According to data shared by Strong Start to Finish, passing a college-level math course in the first year significantly increases a student’s chances of degree completion. Nationally, less than 10% of two-year students and 35% of four-year students taking developmental or remedial courses graduate on time. This results in nearly half of all developmental education students taking on additional debt, averaging $3,000 per course.
“The goal of the work being done in Louisiana is to build on the excellent effort already underway in the state to scale up implementation of effective co-requisite math so more students pass gateway math in the first year,” said Dr. Alison Kadlec, founding partner of Sova and a core partner in Strong Start to Finish. “This work is targeted to Louisiana’s 28 public undergraduate institutions and could seed further philanthropic investment in reform efforts aligned to the state’s Master Plan.”
The Board of Regents Master Plan calls for the state to more than double the number of postsecondary credentials earned annually in Louisiana by 2030. Addressing barriers to student success, like math passage rates, is critical to reaching that goal.
“Strong Start supports change at scale by incubating and promoting the dissemination of actionable, evidence-based policy and practice about student entry to and success in their initial year of college to improve outcomes and close equity gaps,” said Director of Strong Start to Finish Dr. Christopher M. Mullin. “Louisiana’s Master Plan is an excellent foundation for this work, and we’re excited about the state’s inclusion in this project.”

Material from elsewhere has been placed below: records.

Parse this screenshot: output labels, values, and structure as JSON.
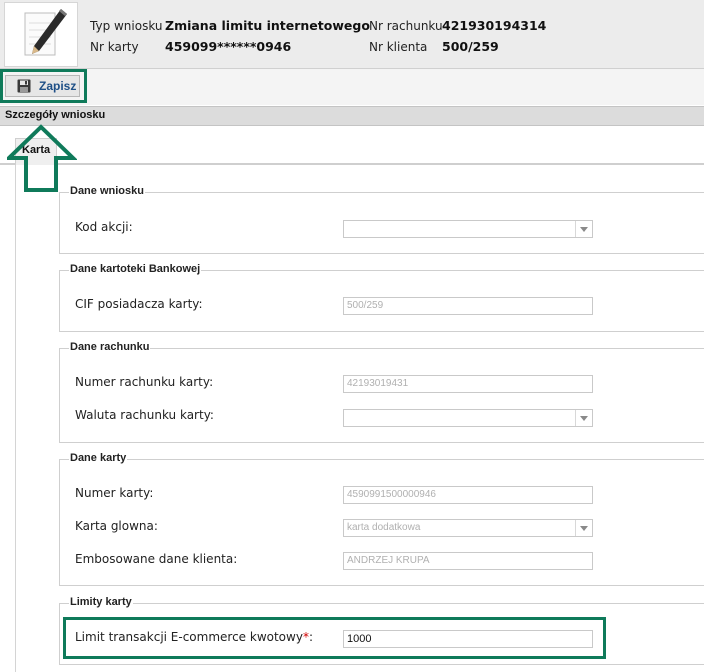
{
  "header": {
    "type_label": "Typ wniosku",
    "type_value": "Zmiana limitu internetowego",
    "card_label": "Nr karty",
    "card_value": "459099******0946",
    "account_label": "Nr rachunku",
    "account_value": "421930194314",
    "client_label": "Nr klienta",
    "client_value": "500/259",
    "icon": "pencil-notepad-icon"
  },
  "toolbar": {
    "save_label": "Zapisz",
    "save_icon": "floppy-disk-icon"
  },
  "section": {
    "title": "Szczegóły wniosku"
  },
  "tabs": [
    {
      "label": "Karta"
    }
  ],
  "fieldsets": {
    "dane_wniosku": {
      "legend": "Dane wniosku",
      "kod_akcji": {
        "label": "Kod akcji:",
        "value": ""
      }
    },
    "dane_kartoteki": {
      "legend": "Dane kartoteki Bankowej",
      "cif": {
        "label": "CIF posiadacza karty:",
        "value": "500/259"
      }
    },
    "dane_rachunku": {
      "legend": "Dane rachunku",
      "numer": {
        "label": "Numer rachunku karty:",
        "value": "42193019431"
      },
      "waluta": {
        "label": "Waluta rachunku karty:",
        "value": ""
      }
    },
    "dane_karty": {
      "legend": "Dane karty",
      "numer": {
        "label": "Numer karty:",
        "value": "4590991500000946"
      },
      "glowna": {
        "label": "Karta glowna:",
        "value": "karta dodatkowa"
      },
      "embos": {
        "label": "Embosowane dane klienta:",
        "value": "ANDRZEJ KRUPA"
      }
    },
    "limity_karty": {
      "legend": "Limity karty",
      "limit": {
        "label": "Limit transakcji E-commerce kwotowy",
        "required_mark": "*",
        "colon": ":",
        "value": "1000"
      }
    }
  },
  "colors": {
    "highlight": "#0f7a5a",
    "header_bg": "#ececec",
    "required": "#d00000",
    "save_text": "#1e4f86"
  }
}
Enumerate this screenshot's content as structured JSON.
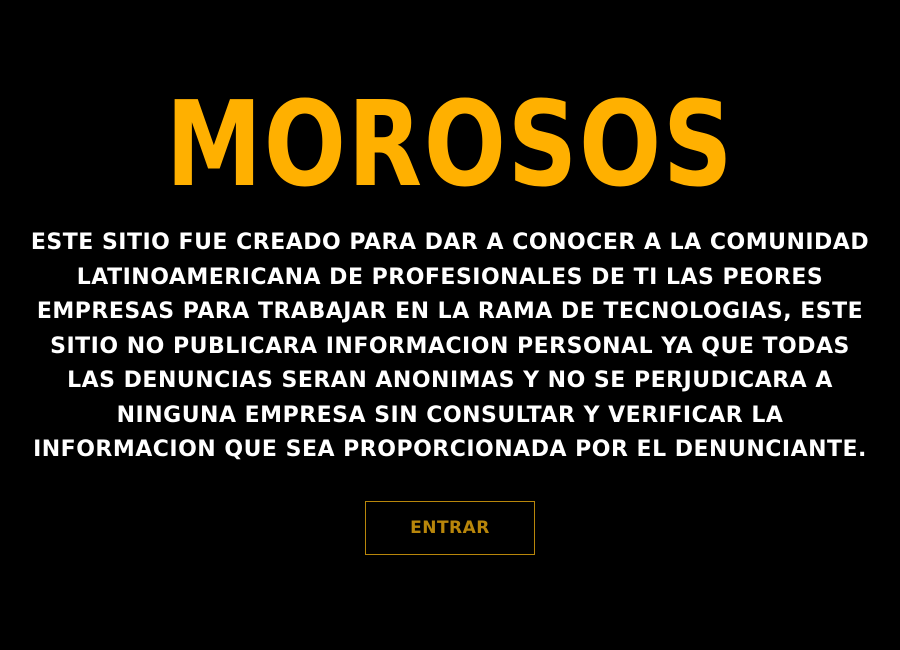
{
  "hero": {
    "title": "MOROSOS",
    "description": "ESTE SITIO FUE CREADO PARA DAR A CONOCER A LA COMUNIDAD LATINOAMERICANA DE PROFESIONALES DE TI LAS PEORES EMPRESAS PARA TRABAJAR EN LA RAMA DE TECNOLOGIAS, ESTE SITIO NO PUBLICARA INFORMACION PERSONAL YA QUE TODAS LAS DENUNCIAS SERAN ANONIMAS Y NO SE PERJUDICARA A NINGUNA EMPRESA SIN CONSULTAR Y VERIFICAR LA INFORMACION QUE SEA PROPORCIONADA POR EL DENUNCIANTE.",
    "enter_label": "ENTRAR"
  },
  "colors": {
    "background": "#000000",
    "title": "#FFB000",
    "text": "#FFFFFF",
    "button": "#B8860B"
  }
}
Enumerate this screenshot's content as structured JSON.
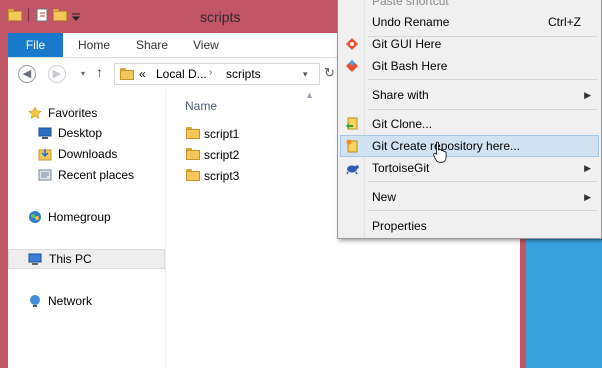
{
  "window": {
    "title": "scripts",
    "ribbon_tabs": [
      "File",
      "Home",
      "Share",
      "View"
    ]
  },
  "address_bar": {
    "prefix": "«",
    "crumbs": [
      "Local D...",
      "scripts"
    ],
    "back_icon": "back-arrow-icon",
    "forward_icon": "forward-arrow-icon",
    "up_icon": "up-arrow-icon",
    "refresh_icon": "refresh-icon"
  },
  "nav_pane": {
    "favorites_label": "Favorites",
    "favorites": [
      "Desktop",
      "Downloads",
      "Recent places"
    ],
    "homegroup_label": "Homegroup",
    "thispc_label": "This PC",
    "network_label": "Network"
  },
  "file_list": {
    "column_header": "Name",
    "items": [
      "script1",
      "script2",
      "script3"
    ]
  },
  "context_menu": {
    "items": [
      {
        "label": "Paste shortcut",
        "shortcut": "",
        "submenu": false
      },
      {
        "label": "Undo Rename",
        "shortcut": "Ctrl+Z",
        "submenu": false
      },
      {
        "label": "Git GUI Here",
        "shortcut": "",
        "submenu": false
      },
      {
        "label": "Git Bash Here",
        "shortcut": "",
        "submenu": false
      },
      {
        "label": "Share with",
        "shortcut": "",
        "submenu": true
      },
      {
        "label": "Git Clone...",
        "shortcut": "",
        "submenu": false
      },
      {
        "label": "Git Create repository here...",
        "shortcut": "",
        "submenu": false,
        "highlighted": true
      },
      {
        "label": "TortoiseGit",
        "shortcut": "",
        "submenu": true
      },
      {
        "label": "New",
        "shortcut": "",
        "submenu": true
      },
      {
        "label": "Properties",
        "shortcut": "",
        "submenu": false
      }
    ]
  },
  "colors": {
    "window_frame": "#c15667",
    "file_tab": "#1979ca",
    "menu_highlight": "#d1e2f2",
    "desktop": "#1f8fc9"
  }
}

In Louisiana, freshmen participating in co-req math achieved a passage rate of 71%, compared to 20% for those taking remedial math alone. Based on this initial success, the Math Forward initiative has established a steering committee of math leaders from across the state to ensure every institution establishes a solid plan for implementing a successful, high-quality co-req model. Next steps include practitioner-led peer learning communities, a co-req math workshop series and sharing of best practices, resources and initiative updates with math faculty and administrators.
“When we talk about developing talent in Louisiana, it’s critical that we take on major barriers to success; for too many students that’s math passage,” said Commissioner of Higher Education Kim Hunter Reed. “Math reform is working across the country and we’re committed to scaling what works. Our steering committee of math experts is uniquely positioned to transform remediation for students, and I am so proud of their commitment to innovation and success,” said Reed.
Members of Louisiana’s Math Forward Steering Committee include:
The Math Forward Steering Committee is comprised of four nominees from each of the four public higher education systems (LSU System, Southern University System, University of Louisiana System and Louisiana Community and Technical College System) to ensure a broad representation of math professionals from around the state. The Committee hosted its first meeting on September 9th and plans to meet monthly with support from Regents’ staff.